Visitors Going Rogue
We collaborated formally with community artists to design Thread Studio; once it opened, the participation expanded to museum visitors. Thread Studio contains two embroidery tables with designs printed on burlap and instructions for stitching, as well as a variety of looms on the wall on which visitors can weave with unconventional materials like jump ropes, vines, and bungee cords. Since the studio opened in May, visitors have left their marks there in the most awesome of ways. They’re tagging with yarn.
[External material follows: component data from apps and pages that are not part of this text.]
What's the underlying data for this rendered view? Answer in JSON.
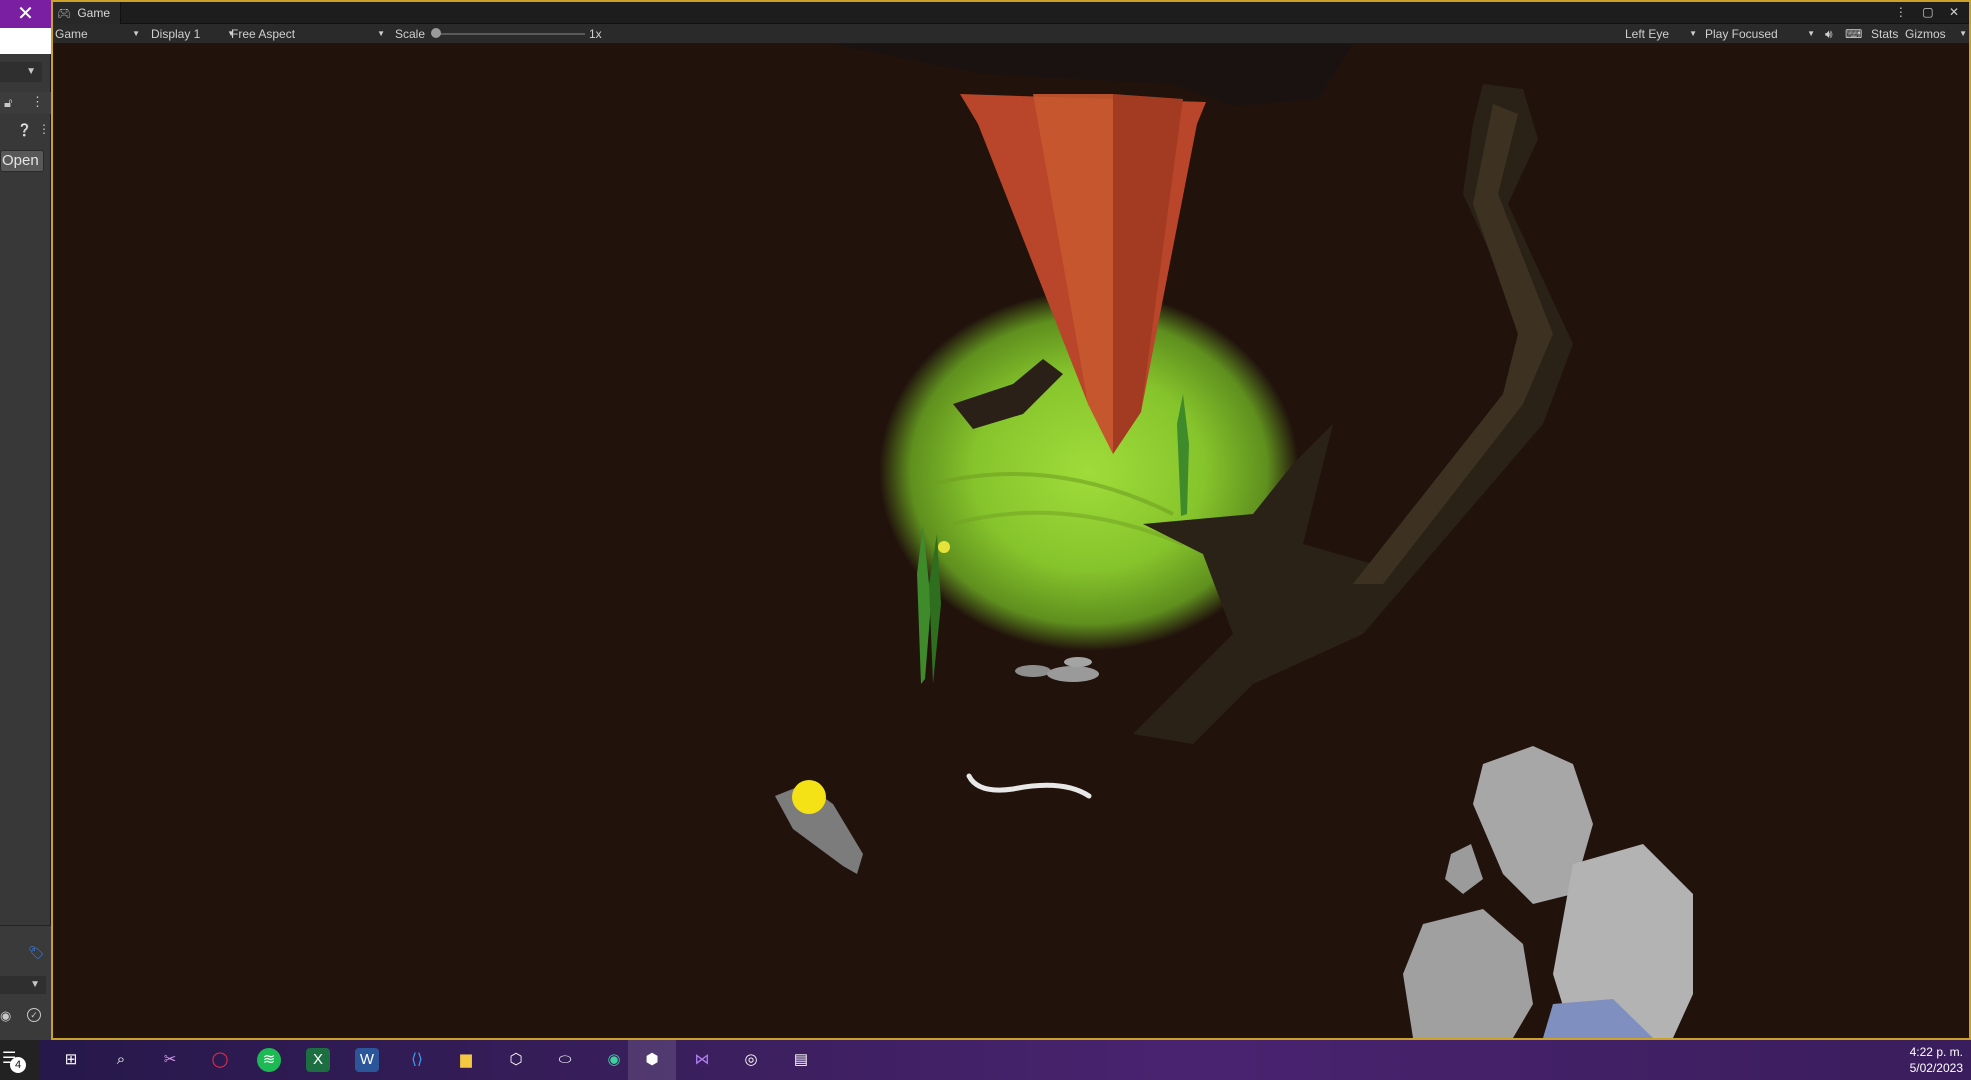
{
  "left_panel": {
    "close_glyph": "✕",
    "open_button": "Open",
    "notification_count": "4"
  },
  "game_window": {
    "tab_title": "Game",
    "toolbar": {
      "mode": "Game",
      "display": "Display 1",
      "aspect": "Free Aspect",
      "scale_label": "Scale",
      "scale_value": "1x",
      "eye": "Left Eye",
      "play_mode": "Play Focused",
      "stats": "Stats",
      "gizmos": "Gizmos"
    }
  },
  "taskbar": {
    "apps": [
      "start-icon",
      "search-icon",
      "snip-icon",
      "opera-icon",
      "spotify-icon",
      "excel-icon",
      "word-icon",
      "vscode-icon",
      "file-explorer-icon",
      "unity-hub-icon",
      "oculus-icon",
      "gamepad-app-icon",
      "unity-icon",
      "visual-studio-icon",
      "obs-icon",
      "virtual-desktop-icon"
    ],
    "time": "4:22 p. m.",
    "date": "5/02/2023"
  },
  "colors": {
    "accent_purple": "#7a1fa2",
    "window_border": "#c9a227",
    "tunnel_brown": "#5a2d1c",
    "opening_green": "#9fdc3a",
    "cone_orange": "#c4532c"
  }
}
Now that we’re a few months in, we’re seeing visitors’ confidence and creativity grow. They’re not only contributing in unique ways to the pieces we’ve offered them formally, but they’re also going rogue. Someone expressed her (his? More men are participating than I anticipated) appreciation of the space by leaving a small hand-made lace heart on a chair. Another visitor yarn-bombed the tether on our remote control. Others are coming in to do spontaneous demos in the space. They’re gathering in groups: in June, visitors stumbled upon members of the Rocky Mountain Lace Guild making both small talk and lace. And I recently got word of a spinning flash mob in the works, with dozens of spinners planning to pull out their wheels and spindles to show their stuff at the Museum.
Sustaining Collaborative Momentum
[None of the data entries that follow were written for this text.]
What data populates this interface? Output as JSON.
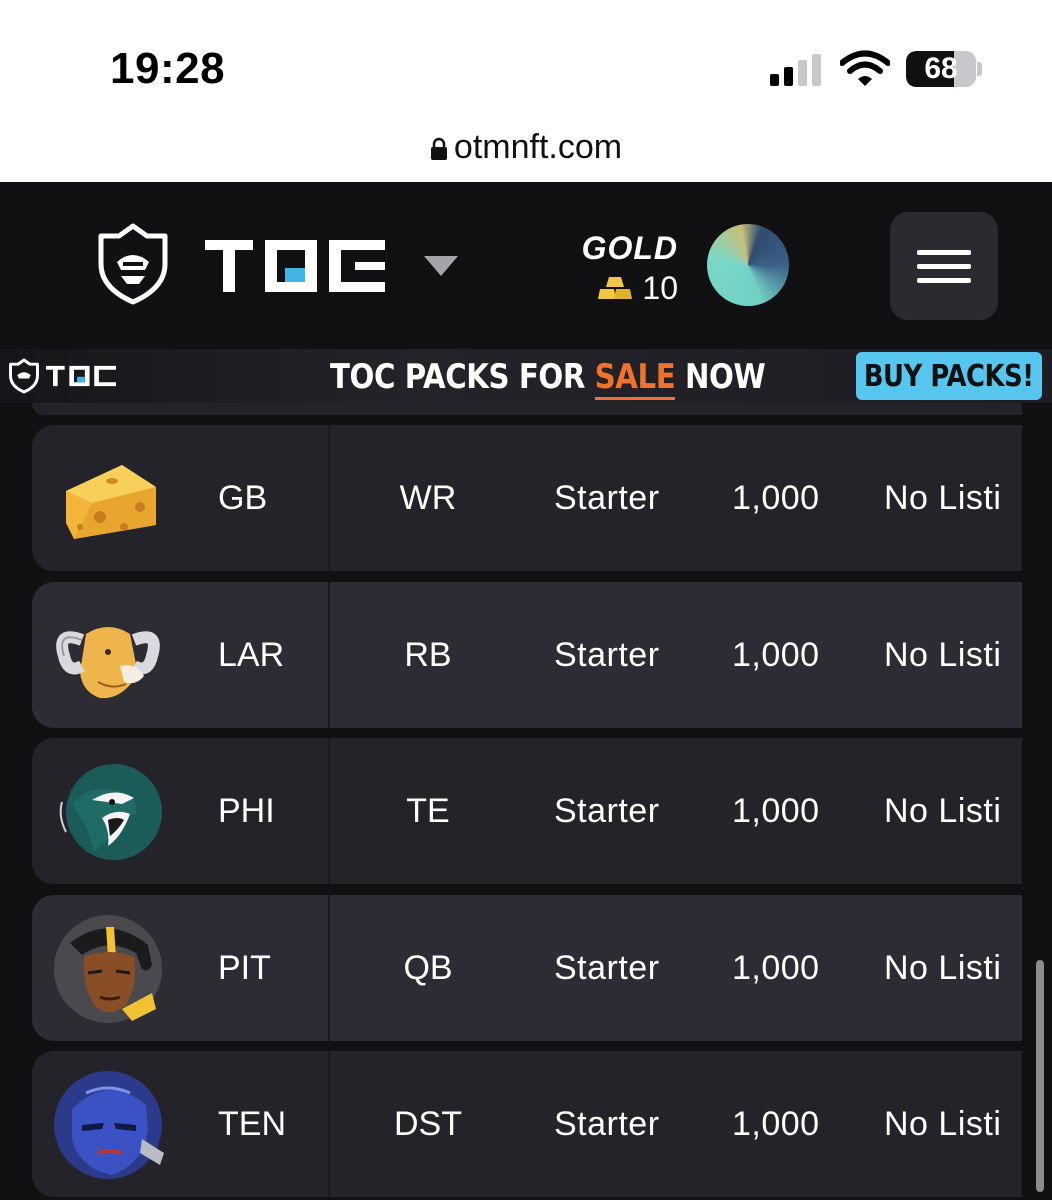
{
  "status_bar": {
    "time": "19:28",
    "battery": "68",
    "battery_level": 0.68
  },
  "browser": {
    "url": "otmnft.com"
  },
  "header": {
    "brand": "TOC",
    "currency_label": "GOLD",
    "currency_amount": "10"
  },
  "promo": {
    "text_before": "TOC PACKS FOR ",
    "text_highlight": "SALE",
    "text_after": " NOW",
    "button_label": "BUY PACKS!",
    "highlight_color": "#f0722c",
    "button_color": "#56c6ee"
  },
  "rows": [
    {
      "team": "GB",
      "position": "WR",
      "tier": "Starter",
      "supply": "1,000",
      "listing": "No Listi",
      "logo": "cheese-icon"
    },
    {
      "team": "LAR",
      "position": "RB",
      "tier": "Starter",
      "supply": "1,000",
      "listing": "No Listi",
      "logo": "ram-icon"
    },
    {
      "team": "PHI",
      "position": "TE",
      "tier": "Starter",
      "supply": "1,000",
      "listing": "No Listi",
      "logo": "eagle-icon"
    },
    {
      "team": "PIT",
      "position": "QB",
      "tier": "Starter",
      "supply": "1,000",
      "listing": "No Listi",
      "logo": "steeler-player-icon"
    },
    {
      "team": "TEN",
      "position": "DST",
      "tier": "Starter",
      "supply": "1,000",
      "listing": "No Listi",
      "logo": "titan-icon"
    }
  ]
}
Now comes perhaps the biggest challenge: How can I, with help from my colleagues, sustain this organic enthusiasm and burst of creativity, as well as these relationships? Looking back at my team’s original goals for the Thread Studio, none of them mention it becoming an ongoing hub of community activity. I didn’t realize it when I started on this project last fall, but that idea has truly permeated everything we’ve done. Our primary goal was to inspire visitors’ own creativity—which we’re seeing in these traces they’re leaving behind and overhearing in visitors’ discussions in and around the space.
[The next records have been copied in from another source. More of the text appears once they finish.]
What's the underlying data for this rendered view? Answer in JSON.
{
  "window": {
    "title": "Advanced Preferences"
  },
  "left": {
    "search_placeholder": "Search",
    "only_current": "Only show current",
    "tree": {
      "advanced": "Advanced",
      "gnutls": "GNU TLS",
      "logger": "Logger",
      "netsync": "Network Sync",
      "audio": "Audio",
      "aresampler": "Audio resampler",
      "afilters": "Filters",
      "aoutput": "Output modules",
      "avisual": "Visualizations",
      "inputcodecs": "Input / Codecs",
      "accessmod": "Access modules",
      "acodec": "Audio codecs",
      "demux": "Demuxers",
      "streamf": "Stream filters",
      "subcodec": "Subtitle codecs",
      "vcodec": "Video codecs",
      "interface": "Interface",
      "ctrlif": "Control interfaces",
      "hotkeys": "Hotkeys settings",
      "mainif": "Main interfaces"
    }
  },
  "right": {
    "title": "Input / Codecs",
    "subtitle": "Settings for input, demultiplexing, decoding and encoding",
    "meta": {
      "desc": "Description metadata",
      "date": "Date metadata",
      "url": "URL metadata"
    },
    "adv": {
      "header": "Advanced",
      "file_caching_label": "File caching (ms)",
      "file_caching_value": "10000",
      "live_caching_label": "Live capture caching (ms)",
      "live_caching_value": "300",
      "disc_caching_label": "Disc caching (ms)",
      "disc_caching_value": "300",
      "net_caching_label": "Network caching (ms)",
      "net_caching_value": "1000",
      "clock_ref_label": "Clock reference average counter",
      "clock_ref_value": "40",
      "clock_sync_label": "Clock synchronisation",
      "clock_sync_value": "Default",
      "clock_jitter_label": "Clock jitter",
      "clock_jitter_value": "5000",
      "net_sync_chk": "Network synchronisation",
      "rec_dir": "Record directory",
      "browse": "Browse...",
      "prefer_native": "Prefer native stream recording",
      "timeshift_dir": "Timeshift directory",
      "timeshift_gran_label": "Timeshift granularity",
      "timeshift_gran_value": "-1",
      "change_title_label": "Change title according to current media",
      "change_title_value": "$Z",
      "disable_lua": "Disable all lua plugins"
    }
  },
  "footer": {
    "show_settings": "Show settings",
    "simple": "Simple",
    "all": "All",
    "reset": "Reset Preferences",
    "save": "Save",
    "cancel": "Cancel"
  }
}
But what role does the initial community participation play for general visitors who may or may not care about textiles? Does it matter? Why is community involvement in a permanent installation important to us as museum professionals? What exactly about this space is inspiring visitors and how can we apply these lessons to other collection areas beyond textiles?
I’m spending the summer reflecting and trying to get a handle on these questions and their answers, trying to harness the momentum that we’re experiencing and to learn from it. DAM staff has been talking a lot lately about being seen as—or actually being—a contributing part of the local “creative ecosystem.” I recognize that we’ve started heading in that direction with Thread Studio and don’t want to lose it. As someone who has only ever worked on more traditional exhibitions of capital-A-art, this has been a challenging and unpredictable project. I did not enter this project thinking about the importance of co-creating a permanent space with our community, but now that I’ve seen it through this way, my work will never be the same.
Stefania will respond to your comments and questions here.